16. e5

Opening the game for White's bishops.

16...dxe5 17. fxe5 Ne4

17...Qxe5 18. Bd4 Ne4 (else the knight is lost) permits 19. Qe3 followed by doubling on the e-file. The more precise text forces White's queen to move while the e3 square is still occupied.

18. Qd3 Qxe5 19. Bd4 Qe7

Black's pressure on the e-file and centralized knight offset his dark square weaknesses and White's unopposed dark square bishop. This position contrasts with that reached in the note to Black's 15th move.

B32. 13. g4 Nf6 14. Bg5

The point of 13. g4. The pin inhibits the ...f5 break.

14...h6 15. Bh4 g5 16. Bg3 h5

Since the ...f5 break isn't feasible, Black finds an alternative method of creating the necessary pawn tension.

17. h3

17. gxh5 would be very compromising to White's kingside, as well as loosening of the f5 square.

17...Nd7 18. Qd2 Ne5 19. Bd3

To meet 19...Ng6 with 20. Ne2, so that if 20...Nf4, White could eliminate that piece while retaining his dark square bishop which helps shore up White's kingside. 20...Ne5, threatening 21...Nxd3 followed by either ...Bxb2 or ...f5 (with the idea of meeting gxf5 by ...Bxf5, for if White then takes the bishop, his knight would be taken in return) and hoping for a repetition by 21. Nc3 Ng6, would be thwarted by 21. Nd4.

19...Qf6 20. Kg2 Qh6

Bad is 20...Ng6 because of 21. Ne2 h4 (so that the h-pawn isn't hanging when the smoke clears) 22. Bf2 Qxb2 23. Qxg5 Bf6 (to force the queen to a less aggressive spot) 24. Qe3 (24. Qh5 loses the exchange to 24...Qxe2 25. Bxe2 Nf4+ followed by ...Nxh5 and ...Bxa1) 24...Qxa1 25. Rxa1 Bxa1 26. f4, leaving Black's kingside in shreds.

After 20...Qh6, Black retains pressure.
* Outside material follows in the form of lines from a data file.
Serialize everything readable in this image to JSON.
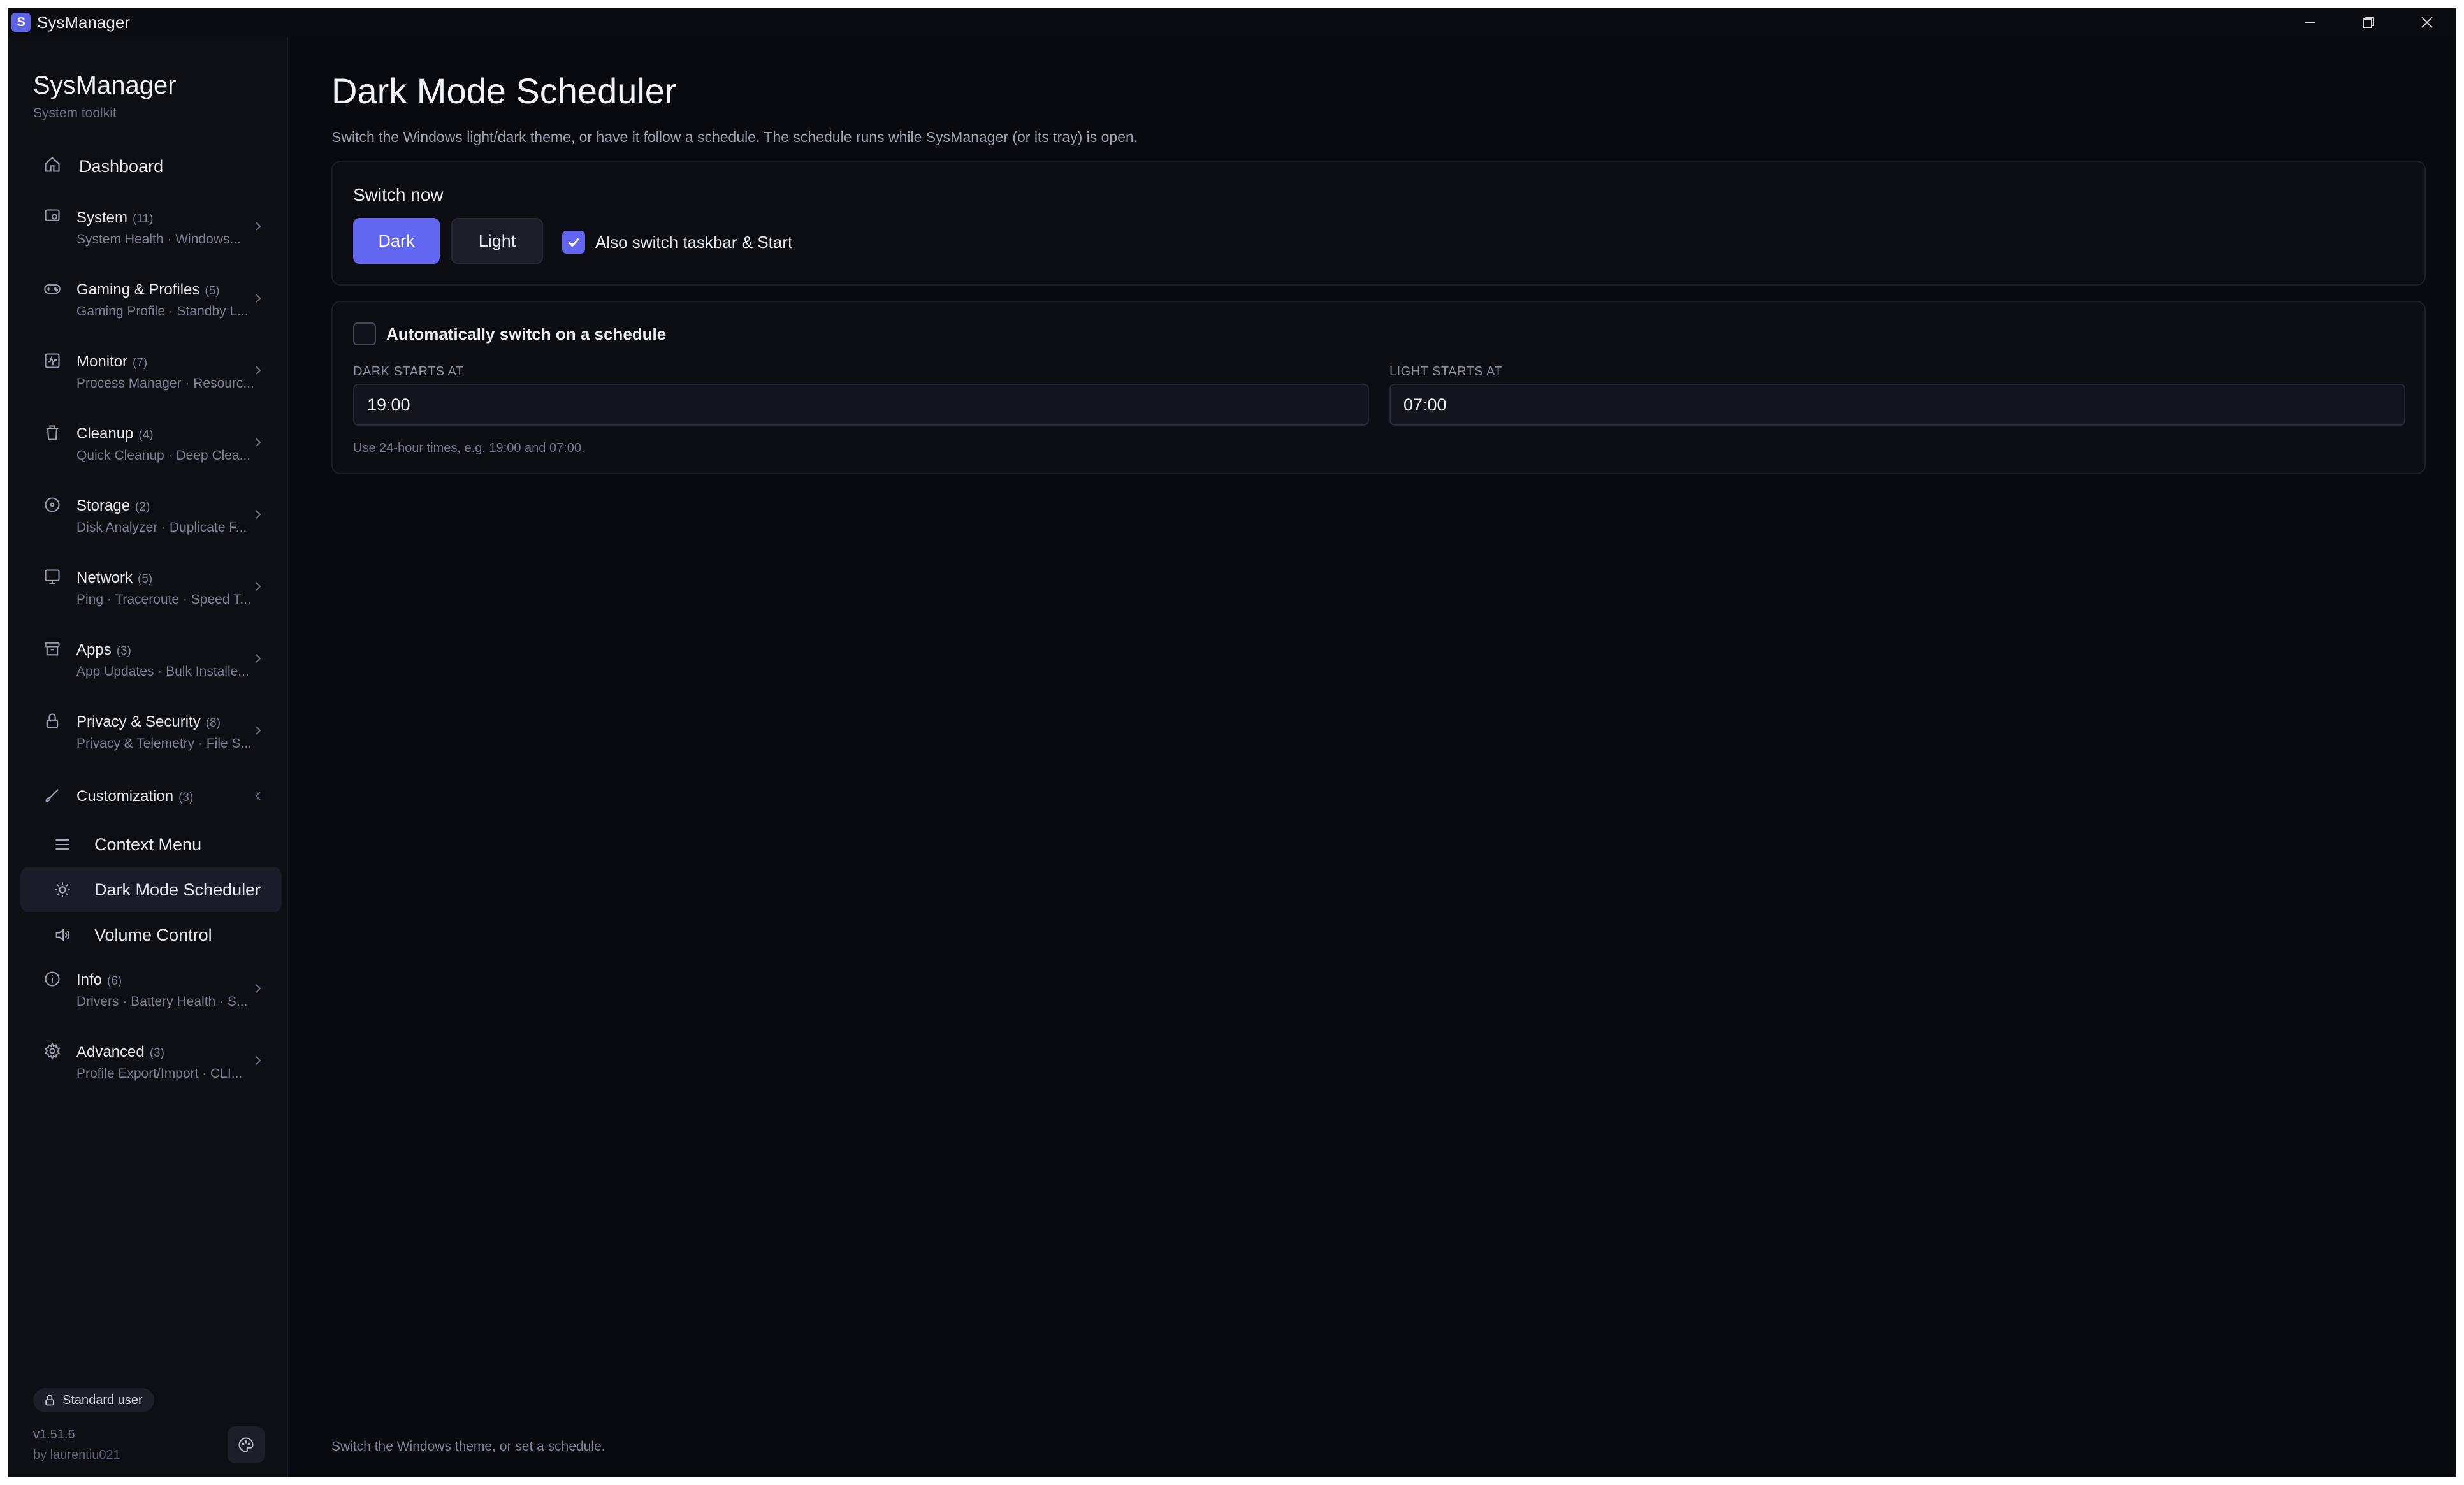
{
  "window": {
    "title": "SysManager",
    "icon_letter": "S",
    "accent": "#6366f1"
  },
  "sidebar": {
    "brand": "SysManager",
    "brand_sub": "System toolkit",
    "dashboard": {
      "label": "Dashboard",
      "icon": "home-icon"
    },
    "items": [
      {
        "title": "System",
        "count": "(11)",
        "sub": "System Health · Windows...",
        "icon": "system-icon"
      },
      {
        "title": "Gaming & Profiles",
        "count": "(5)",
        "sub": "Gaming Profile · Standby L...",
        "icon": "gamepad-icon"
      },
      {
        "title": "Monitor",
        "count": "(7)",
        "sub": "Process Manager · Resourc...",
        "icon": "monitor-icon"
      },
      {
        "title": "Cleanup",
        "count": "(4)",
        "sub": "Quick Cleanup · Deep Clea...",
        "icon": "trash-icon"
      },
      {
        "title": "Storage",
        "count": "(2)",
        "sub": "Disk Analyzer · Duplicate F...",
        "icon": "disk-icon"
      },
      {
        "title": "Network",
        "count": "(5)",
        "sub": "Ping · Traceroute · Speed T...",
        "icon": "network-icon"
      },
      {
        "title": "Apps",
        "count": "(3)",
        "sub": "App Updates · Bulk Installe...",
        "icon": "apps-icon"
      },
      {
        "title": "Privacy & Security",
        "count": "(8)",
        "sub": "Privacy & Telemetry · File S...",
        "icon": "lock-icon"
      },
      {
        "title": "Customization",
        "count": "(3)",
        "sub": "",
        "icon": "brush-icon"
      },
      {
        "title": "Info",
        "count": "(6)",
        "sub": "Drivers · Battery Health · S...",
        "icon": "info-icon"
      },
      {
        "title": "Advanced",
        "count": "(3)",
        "sub": "Profile Export/Import · CLI...",
        "icon": "gear-icon"
      }
    ],
    "customization_children": [
      {
        "label": "Context Menu",
        "icon": "menu-lines-icon"
      },
      {
        "label": "Dark Mode Scheduler",
        "icon": "sun-icon",
        "active": true
      },
      {
        "label": "Volume Control",
        "icon": "speaker-icon"
      }
    ],
    "user_badge": "Standard user",
    "version": "v1.51.6",
    "author": "by laurentiu021"
  },
  "main": {
    "title": "Dark Mode Scheduler",
    "description": "Switch the Windows light/dark theme, or have it follow a schedule. The schedule runs while SysManager (or its tray) is open.",
    "switch_now": {
      "title": "Switch now",
      "dark_label": "Dark",
      "light_label": "Light",
      "taskbar_label": "Also switch taskbar & Start",
      "taskbar_checked": true
    },
    "schedule": {
      "auto_label": "Automatically switch on a schedule",
      "auto_checked": false,
      "dark_starts_label": "DARK STARTS AT",
      "dark_starts_value": "19:00",
      "light_starts_label": "LIGHT STARTS AT",
      "light_starts_value": "07:00",
      "hint": "Use 24-hour times, e.g. 19:00 and 07:00."
    },
    "footer": "Switch the Windows theme, or set a schedule."
  }
}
He can follow up with ...Ng6 and ...Be5 to weaken White's dark squares still further.

Conclusion: A clear path to a White advantage after 8...Nd4 was not found, but this analysis could hardly be claimed definitive. I shall refrain from the hackneyed plea for practical tests, though obviously I'd be delighted if some intrepid soul saw fit to try out the sacrifice.